Records from a data source:
□ □ □ □ □

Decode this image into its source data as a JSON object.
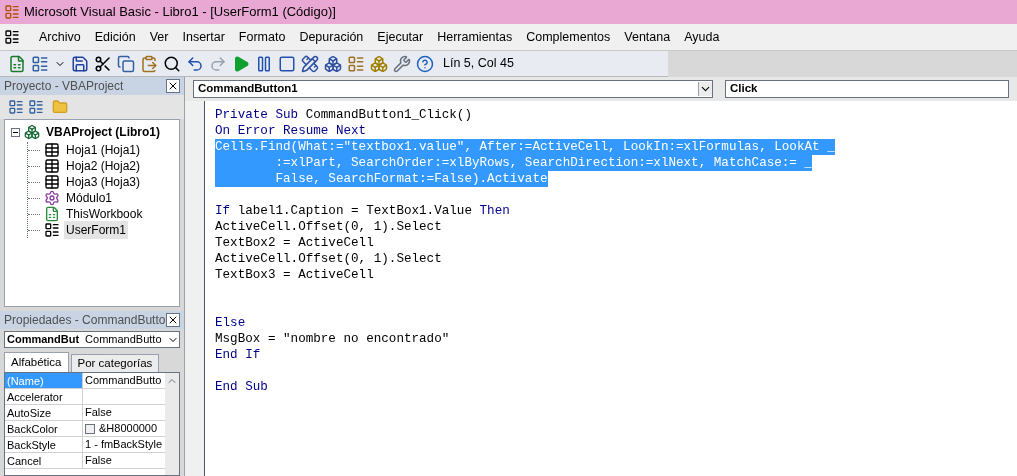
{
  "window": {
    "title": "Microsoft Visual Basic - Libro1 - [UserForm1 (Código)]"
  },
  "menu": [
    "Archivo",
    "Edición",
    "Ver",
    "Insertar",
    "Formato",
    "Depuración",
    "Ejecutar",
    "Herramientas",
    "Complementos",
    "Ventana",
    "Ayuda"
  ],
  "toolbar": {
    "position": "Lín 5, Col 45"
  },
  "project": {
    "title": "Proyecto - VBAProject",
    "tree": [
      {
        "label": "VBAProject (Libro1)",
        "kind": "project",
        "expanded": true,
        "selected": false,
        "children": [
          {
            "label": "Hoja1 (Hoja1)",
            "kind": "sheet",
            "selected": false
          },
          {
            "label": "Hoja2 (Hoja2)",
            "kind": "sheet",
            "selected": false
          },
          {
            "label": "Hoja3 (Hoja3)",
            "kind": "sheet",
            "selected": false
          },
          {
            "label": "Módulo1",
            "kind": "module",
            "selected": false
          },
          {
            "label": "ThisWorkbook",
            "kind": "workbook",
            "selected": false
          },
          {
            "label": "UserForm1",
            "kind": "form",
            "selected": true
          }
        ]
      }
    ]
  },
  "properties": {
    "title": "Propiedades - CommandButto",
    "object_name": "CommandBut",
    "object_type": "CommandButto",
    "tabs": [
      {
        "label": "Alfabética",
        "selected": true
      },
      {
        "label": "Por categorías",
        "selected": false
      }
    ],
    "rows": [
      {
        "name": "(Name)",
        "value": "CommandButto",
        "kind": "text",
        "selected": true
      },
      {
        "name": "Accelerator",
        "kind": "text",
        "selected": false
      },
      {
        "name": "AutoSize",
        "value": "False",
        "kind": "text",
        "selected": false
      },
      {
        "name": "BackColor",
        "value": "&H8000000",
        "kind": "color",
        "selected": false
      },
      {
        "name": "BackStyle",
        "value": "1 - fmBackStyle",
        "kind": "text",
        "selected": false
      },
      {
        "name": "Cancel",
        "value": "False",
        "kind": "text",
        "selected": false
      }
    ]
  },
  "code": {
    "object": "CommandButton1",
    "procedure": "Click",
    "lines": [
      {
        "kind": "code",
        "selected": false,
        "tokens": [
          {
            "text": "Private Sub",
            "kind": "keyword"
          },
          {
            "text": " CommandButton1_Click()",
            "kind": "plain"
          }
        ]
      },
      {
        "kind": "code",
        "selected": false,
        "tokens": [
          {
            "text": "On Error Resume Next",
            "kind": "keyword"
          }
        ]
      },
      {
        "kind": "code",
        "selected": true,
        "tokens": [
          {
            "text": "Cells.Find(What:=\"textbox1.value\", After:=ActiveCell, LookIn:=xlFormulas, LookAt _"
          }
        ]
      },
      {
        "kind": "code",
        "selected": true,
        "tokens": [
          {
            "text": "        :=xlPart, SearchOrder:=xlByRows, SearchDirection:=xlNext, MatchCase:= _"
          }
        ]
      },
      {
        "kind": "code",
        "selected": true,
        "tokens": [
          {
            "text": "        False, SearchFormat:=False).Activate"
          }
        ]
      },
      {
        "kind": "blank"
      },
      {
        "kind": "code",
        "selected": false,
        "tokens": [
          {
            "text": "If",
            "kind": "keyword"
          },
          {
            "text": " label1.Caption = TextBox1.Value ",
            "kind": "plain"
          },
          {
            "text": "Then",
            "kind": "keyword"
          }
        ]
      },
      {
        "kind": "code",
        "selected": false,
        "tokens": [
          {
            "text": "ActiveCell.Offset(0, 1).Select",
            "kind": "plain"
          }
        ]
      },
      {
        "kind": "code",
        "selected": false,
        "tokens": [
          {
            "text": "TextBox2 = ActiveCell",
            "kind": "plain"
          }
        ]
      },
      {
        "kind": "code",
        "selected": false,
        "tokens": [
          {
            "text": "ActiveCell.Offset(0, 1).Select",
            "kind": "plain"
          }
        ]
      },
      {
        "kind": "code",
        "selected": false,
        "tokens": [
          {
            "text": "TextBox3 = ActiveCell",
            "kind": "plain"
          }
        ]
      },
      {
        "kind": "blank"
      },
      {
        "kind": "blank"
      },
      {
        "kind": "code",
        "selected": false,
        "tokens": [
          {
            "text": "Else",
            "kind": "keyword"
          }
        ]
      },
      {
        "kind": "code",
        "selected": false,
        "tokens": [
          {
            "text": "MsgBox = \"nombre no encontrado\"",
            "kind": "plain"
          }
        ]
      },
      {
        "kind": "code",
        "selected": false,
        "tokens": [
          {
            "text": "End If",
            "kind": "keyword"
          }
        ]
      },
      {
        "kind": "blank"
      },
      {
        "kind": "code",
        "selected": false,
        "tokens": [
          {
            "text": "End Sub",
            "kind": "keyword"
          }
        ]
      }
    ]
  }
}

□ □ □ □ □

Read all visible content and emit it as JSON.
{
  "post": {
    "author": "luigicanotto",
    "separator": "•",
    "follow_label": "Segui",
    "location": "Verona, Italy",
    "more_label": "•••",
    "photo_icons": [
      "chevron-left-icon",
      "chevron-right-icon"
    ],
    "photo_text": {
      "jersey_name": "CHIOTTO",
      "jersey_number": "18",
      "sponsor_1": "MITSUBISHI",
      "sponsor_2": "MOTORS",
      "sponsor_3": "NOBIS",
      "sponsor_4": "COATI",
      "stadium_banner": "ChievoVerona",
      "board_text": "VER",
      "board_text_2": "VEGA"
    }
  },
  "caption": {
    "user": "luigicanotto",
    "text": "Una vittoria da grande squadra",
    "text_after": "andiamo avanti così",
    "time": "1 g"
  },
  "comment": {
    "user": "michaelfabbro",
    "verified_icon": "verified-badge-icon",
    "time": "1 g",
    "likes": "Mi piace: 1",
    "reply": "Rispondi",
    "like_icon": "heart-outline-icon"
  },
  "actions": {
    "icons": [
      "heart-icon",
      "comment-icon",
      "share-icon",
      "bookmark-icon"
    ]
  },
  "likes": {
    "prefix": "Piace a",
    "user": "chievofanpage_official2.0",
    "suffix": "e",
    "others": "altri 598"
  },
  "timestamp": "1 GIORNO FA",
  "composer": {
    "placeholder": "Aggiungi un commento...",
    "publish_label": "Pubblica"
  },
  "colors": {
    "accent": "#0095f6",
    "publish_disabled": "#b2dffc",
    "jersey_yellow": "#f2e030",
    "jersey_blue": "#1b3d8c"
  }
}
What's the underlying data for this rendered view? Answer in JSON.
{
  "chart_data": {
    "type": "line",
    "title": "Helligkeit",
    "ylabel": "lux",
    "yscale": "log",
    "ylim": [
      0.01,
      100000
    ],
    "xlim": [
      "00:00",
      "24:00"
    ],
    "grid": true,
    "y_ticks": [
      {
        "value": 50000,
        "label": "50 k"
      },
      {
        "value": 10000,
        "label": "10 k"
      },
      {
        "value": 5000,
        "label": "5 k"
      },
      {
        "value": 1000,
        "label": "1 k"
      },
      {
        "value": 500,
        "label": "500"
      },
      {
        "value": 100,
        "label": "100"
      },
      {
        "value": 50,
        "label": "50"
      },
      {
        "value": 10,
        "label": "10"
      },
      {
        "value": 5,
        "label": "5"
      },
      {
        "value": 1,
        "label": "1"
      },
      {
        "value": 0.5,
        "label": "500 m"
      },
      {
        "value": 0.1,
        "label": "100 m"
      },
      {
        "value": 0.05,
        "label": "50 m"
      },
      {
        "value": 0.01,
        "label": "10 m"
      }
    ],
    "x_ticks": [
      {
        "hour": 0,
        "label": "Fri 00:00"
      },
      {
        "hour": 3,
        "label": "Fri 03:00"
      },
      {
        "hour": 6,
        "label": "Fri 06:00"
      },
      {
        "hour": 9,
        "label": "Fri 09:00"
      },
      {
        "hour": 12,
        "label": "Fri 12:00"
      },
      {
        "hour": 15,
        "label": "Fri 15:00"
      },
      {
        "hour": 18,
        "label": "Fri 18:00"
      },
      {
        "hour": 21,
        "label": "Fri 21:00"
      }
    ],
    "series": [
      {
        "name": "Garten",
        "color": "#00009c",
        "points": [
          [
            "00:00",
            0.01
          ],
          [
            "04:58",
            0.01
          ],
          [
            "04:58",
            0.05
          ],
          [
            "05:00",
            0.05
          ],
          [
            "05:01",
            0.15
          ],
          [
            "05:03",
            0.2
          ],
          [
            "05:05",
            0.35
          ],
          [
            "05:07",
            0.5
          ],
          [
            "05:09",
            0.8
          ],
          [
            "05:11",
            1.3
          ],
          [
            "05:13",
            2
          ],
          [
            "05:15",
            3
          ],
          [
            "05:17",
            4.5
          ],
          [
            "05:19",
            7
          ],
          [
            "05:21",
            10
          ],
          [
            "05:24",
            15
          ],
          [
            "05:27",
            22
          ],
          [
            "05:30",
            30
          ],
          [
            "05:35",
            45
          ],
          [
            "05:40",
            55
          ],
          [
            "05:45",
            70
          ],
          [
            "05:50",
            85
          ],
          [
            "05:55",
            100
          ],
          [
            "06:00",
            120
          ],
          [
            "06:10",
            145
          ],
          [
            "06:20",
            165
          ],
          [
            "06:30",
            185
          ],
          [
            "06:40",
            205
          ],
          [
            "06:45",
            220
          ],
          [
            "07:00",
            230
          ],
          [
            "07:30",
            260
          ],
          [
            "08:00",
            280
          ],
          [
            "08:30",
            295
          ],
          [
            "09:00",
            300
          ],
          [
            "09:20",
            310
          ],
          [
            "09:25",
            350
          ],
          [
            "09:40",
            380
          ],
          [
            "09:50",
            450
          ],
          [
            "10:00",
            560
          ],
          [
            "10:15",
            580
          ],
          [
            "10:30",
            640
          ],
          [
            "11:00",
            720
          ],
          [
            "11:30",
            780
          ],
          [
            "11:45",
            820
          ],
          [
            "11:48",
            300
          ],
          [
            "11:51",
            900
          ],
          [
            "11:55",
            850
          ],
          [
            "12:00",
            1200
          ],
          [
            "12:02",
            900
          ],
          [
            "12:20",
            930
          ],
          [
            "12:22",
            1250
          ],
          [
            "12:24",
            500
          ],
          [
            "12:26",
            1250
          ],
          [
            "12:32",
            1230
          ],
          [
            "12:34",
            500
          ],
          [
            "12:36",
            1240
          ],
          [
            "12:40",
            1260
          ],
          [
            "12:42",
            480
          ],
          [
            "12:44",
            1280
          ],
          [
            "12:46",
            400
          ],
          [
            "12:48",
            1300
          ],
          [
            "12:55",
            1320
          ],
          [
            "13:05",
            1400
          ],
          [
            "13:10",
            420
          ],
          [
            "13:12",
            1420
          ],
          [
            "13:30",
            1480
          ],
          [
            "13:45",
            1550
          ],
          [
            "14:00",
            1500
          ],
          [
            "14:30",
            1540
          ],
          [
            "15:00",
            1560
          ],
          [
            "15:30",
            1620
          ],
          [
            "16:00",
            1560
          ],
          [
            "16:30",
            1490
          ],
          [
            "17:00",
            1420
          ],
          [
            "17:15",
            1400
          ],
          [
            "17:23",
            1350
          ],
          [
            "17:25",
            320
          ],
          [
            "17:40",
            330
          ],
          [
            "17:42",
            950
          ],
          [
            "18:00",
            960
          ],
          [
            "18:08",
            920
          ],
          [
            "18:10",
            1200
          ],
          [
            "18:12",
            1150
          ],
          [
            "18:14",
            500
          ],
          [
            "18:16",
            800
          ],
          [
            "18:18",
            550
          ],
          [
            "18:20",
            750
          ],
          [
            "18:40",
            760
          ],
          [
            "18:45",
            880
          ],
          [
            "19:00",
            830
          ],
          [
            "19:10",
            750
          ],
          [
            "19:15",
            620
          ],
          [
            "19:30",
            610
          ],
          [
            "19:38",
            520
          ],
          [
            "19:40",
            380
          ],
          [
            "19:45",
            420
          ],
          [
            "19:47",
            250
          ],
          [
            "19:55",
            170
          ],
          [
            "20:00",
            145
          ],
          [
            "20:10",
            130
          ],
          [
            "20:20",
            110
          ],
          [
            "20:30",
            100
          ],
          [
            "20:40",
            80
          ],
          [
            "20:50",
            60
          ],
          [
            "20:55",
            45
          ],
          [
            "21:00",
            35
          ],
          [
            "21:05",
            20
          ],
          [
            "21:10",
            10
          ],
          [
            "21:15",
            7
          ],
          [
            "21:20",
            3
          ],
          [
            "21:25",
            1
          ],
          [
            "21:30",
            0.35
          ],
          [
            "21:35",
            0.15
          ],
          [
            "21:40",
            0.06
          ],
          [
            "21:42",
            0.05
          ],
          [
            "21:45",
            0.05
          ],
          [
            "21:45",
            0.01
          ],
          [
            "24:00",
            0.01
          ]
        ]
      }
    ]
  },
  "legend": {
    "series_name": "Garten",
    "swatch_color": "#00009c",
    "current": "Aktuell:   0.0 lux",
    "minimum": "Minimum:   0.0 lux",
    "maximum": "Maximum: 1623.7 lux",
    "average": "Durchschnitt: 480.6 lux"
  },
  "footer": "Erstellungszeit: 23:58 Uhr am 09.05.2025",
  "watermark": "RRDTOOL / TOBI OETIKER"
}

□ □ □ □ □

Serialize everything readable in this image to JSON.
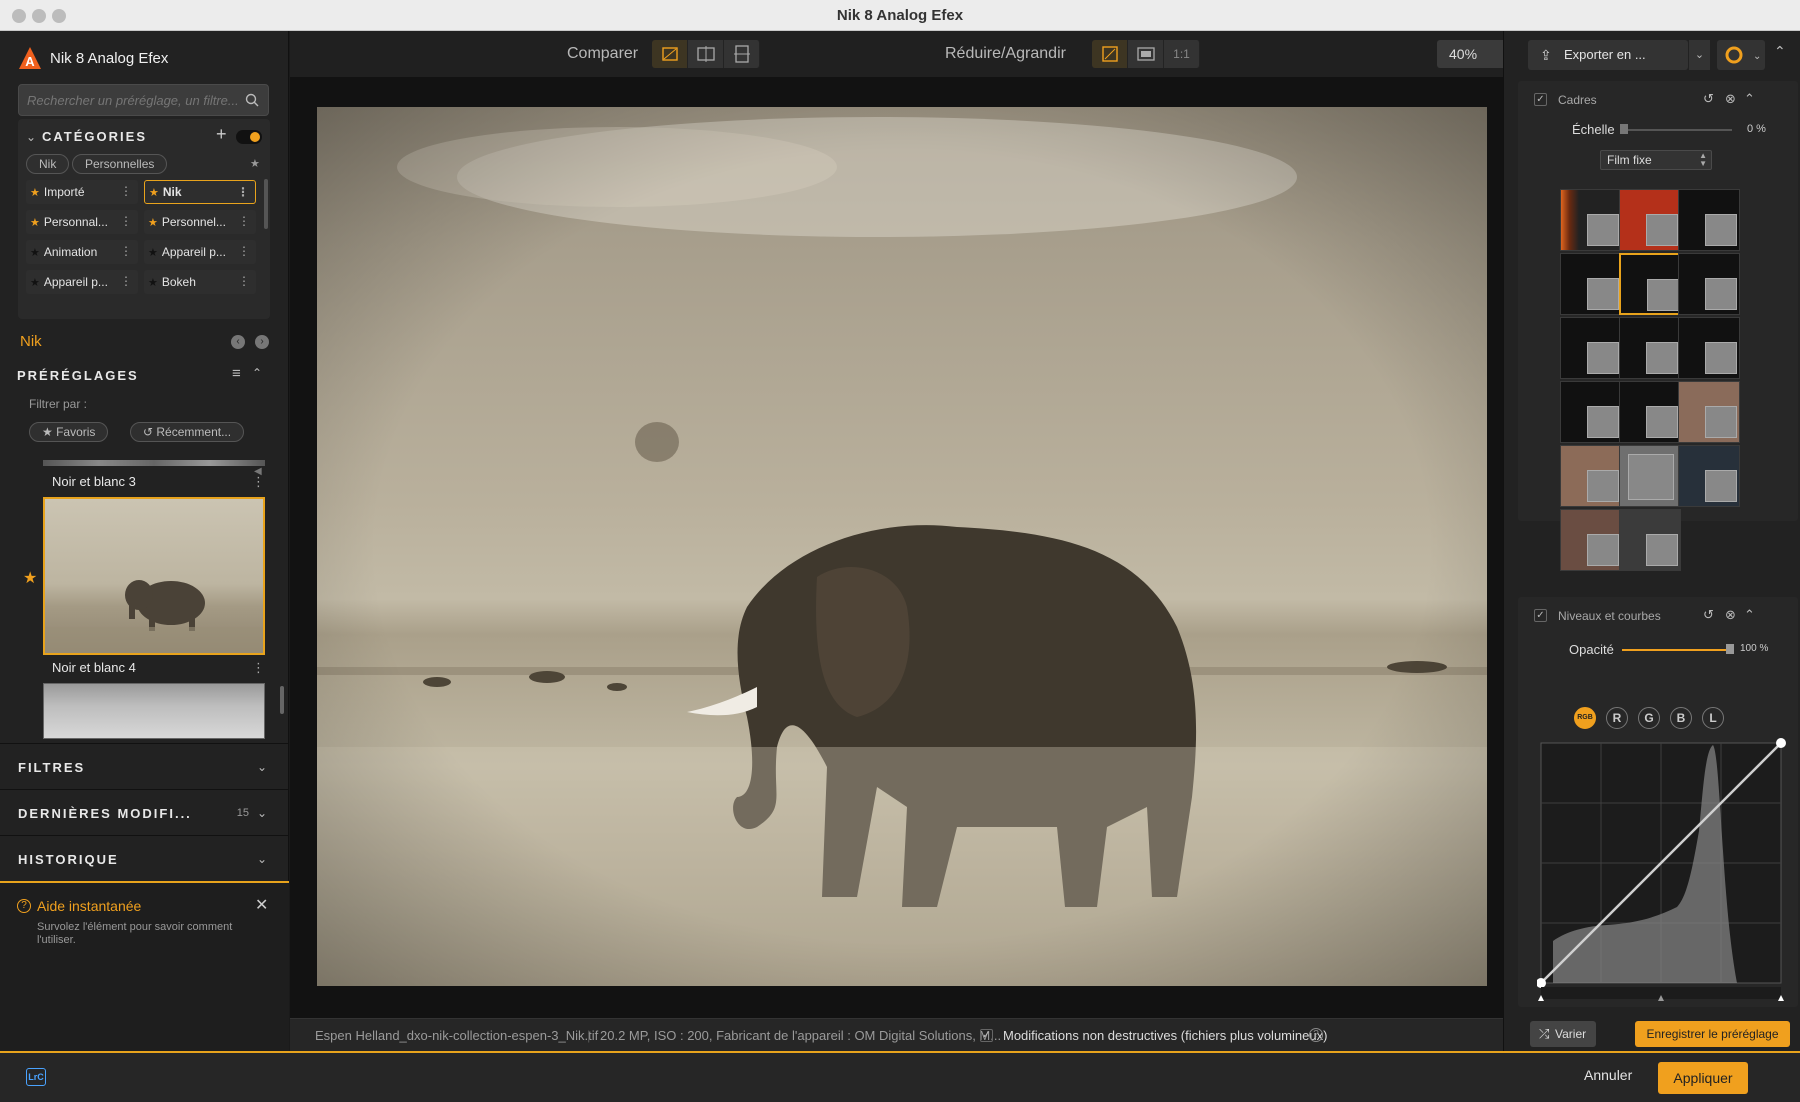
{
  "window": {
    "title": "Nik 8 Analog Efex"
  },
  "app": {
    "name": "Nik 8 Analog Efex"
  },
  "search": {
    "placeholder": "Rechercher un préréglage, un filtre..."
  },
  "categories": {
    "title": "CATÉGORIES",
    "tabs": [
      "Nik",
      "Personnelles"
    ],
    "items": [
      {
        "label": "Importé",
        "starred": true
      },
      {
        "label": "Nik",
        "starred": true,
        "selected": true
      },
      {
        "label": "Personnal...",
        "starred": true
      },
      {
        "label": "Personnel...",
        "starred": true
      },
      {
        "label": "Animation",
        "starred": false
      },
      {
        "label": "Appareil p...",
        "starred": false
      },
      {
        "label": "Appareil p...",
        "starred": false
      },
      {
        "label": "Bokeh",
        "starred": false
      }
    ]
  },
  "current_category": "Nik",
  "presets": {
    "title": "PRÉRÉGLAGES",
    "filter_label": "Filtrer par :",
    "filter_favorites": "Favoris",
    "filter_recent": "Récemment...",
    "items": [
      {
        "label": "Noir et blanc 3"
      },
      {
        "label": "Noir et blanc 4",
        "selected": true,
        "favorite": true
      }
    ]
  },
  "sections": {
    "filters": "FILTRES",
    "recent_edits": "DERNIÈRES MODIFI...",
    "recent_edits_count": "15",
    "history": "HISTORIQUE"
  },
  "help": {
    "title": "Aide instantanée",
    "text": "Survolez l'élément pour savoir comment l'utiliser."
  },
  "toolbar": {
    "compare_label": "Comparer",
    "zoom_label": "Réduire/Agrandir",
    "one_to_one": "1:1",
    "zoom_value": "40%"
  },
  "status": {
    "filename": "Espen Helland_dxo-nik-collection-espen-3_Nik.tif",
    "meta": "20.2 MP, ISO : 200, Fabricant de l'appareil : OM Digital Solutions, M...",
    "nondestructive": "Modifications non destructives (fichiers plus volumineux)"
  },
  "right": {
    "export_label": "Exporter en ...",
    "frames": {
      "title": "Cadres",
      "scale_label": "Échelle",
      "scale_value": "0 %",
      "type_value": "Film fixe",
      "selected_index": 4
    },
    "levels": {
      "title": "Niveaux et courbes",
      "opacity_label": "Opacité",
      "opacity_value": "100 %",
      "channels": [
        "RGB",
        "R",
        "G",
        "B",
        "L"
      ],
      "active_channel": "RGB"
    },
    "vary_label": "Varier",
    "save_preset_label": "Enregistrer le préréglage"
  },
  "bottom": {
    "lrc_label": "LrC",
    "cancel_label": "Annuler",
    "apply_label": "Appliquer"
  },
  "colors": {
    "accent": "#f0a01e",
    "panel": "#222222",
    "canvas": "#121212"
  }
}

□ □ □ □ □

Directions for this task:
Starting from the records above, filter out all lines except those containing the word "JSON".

Answer section:
Decode this image into its source data as a JSON object.
Read all visible content and emit it as JSON.
What's the underlying data for this rendered view? Answer in JSON.
Serialize everything readable in this image to JSON.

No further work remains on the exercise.